The program’s turnaround since then — capped by a 38-24 win over Oklahoma in the Alamo Bowl — has been nothing short of remarkable. The Wildcats turned in a 10-3 record this season, including five wins over top-25 teams, appearing in their first bowl game since 2017 and rocketing Fisch into the conversation for college football’s Coach of the Year award.
The first two weeks of the season featured games against Northern Arizona and Mississippi State, teams the Wildcats lost to in 2021 and 2022, respectively. Fisch says this year’s rematches — a comfortable win over NAU and an overtime loss at Mississippi State — showed him a “totally different team” than the ones he coached his first two seasons in Tucson.
Still, Fisch did not know just how massive of a leap the program was about to take.
“I thought that we were going to build it up in Year 3,” he says. “I didn't know how high we could go.”
In Week 4 of the season, Arizona lost its starting quarterback, Jayden de Laura, to an ankle injury against Stanford. Redshirt freshman Noah Fifita stepped in and played a poised fourth quarter, guiding the Wildcats to a 21-20 win in Palo Alto.
In Weeks 5 and 6, with Fifita still under center, the Wildcats put the college football world on notice with a one-touchdown loss to No. 7 Washington and a triple-overtime loss at No. 9 Southern California. The Wildcats went into both games as heavy underdogs but came out the other side proving they could hang with anyone.

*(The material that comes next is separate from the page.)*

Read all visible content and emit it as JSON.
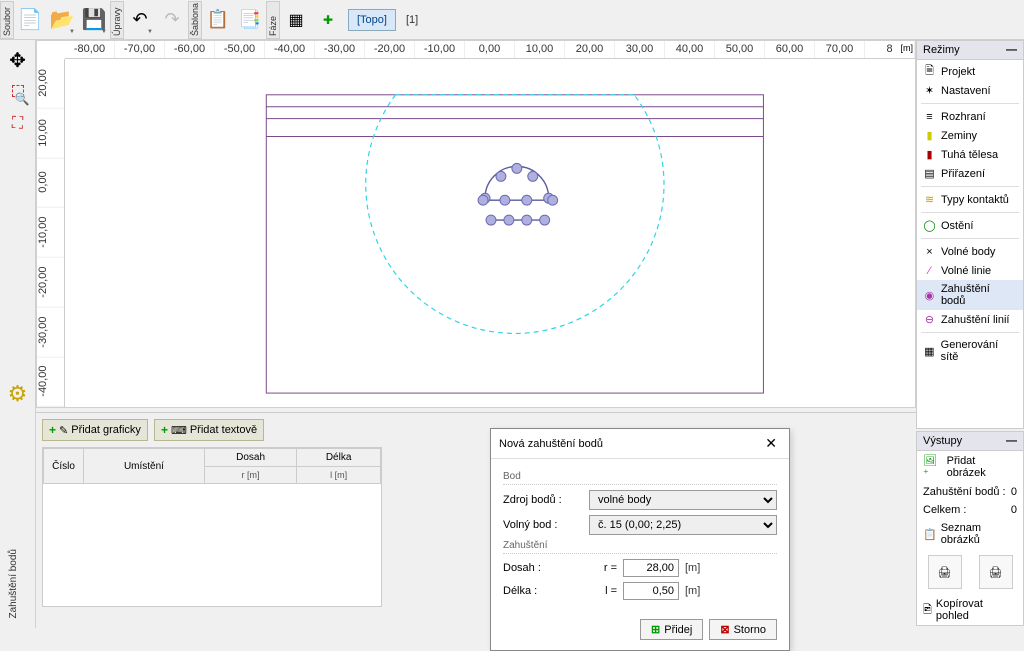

Fifita held on to the starting job the rest of the season, taking the team on a six-win run post-USC. Fifita’s pièce de résistance came in the Wildcats’ regular-season finale, a 59-23 win over ASU, when he set Arizona’s single-game passing record with 527 yards and five passing touchdowns. His go-to target and former high school teammate, sophomore receiver Tetairoa McMillan, set the Territorial Cup record with 266 yards receiving, including a touchdown.
“Any time a freshman or redshirt freshman can step in and not miss a beat is surprising, a little bit, just because of [a lack of] experience and opportunity,” Fisch says. “But what isn't surprising is, everything [Fifita] did in high school is what he's doing now. This was exactly the same type of player as he was when we recruited him two years ago. He was in control. He was confident. He kept his emotions in check.”
With a promising young quarterback and a likely contract extension for Fisch, the foundation has been laid in the program’s rebuild. Now, Fisch and his staff enter a critical window to keep the momentum going. The offseason will revolve around the coaching staff signing a new class of recruits and players hitting the weight room.
The final piece of the puzzle relies on the fans. Fisch says financial support through the Desert Takeover Football Collective is a “huge part” of creating long-term success. He also calls for a packed Arizona Stadium on game days, especially as Arizona joins the Big 12 Conference next season.
“We want the Big 12 to see the University of Arizona as the hardest place to play, and you don't get a second chance to make a first impression,” he says.
The web version of this story was updated to include the Wildcats’ Alamo Bowl victory on Dec. 28, which came following the magazine’s deadline for print.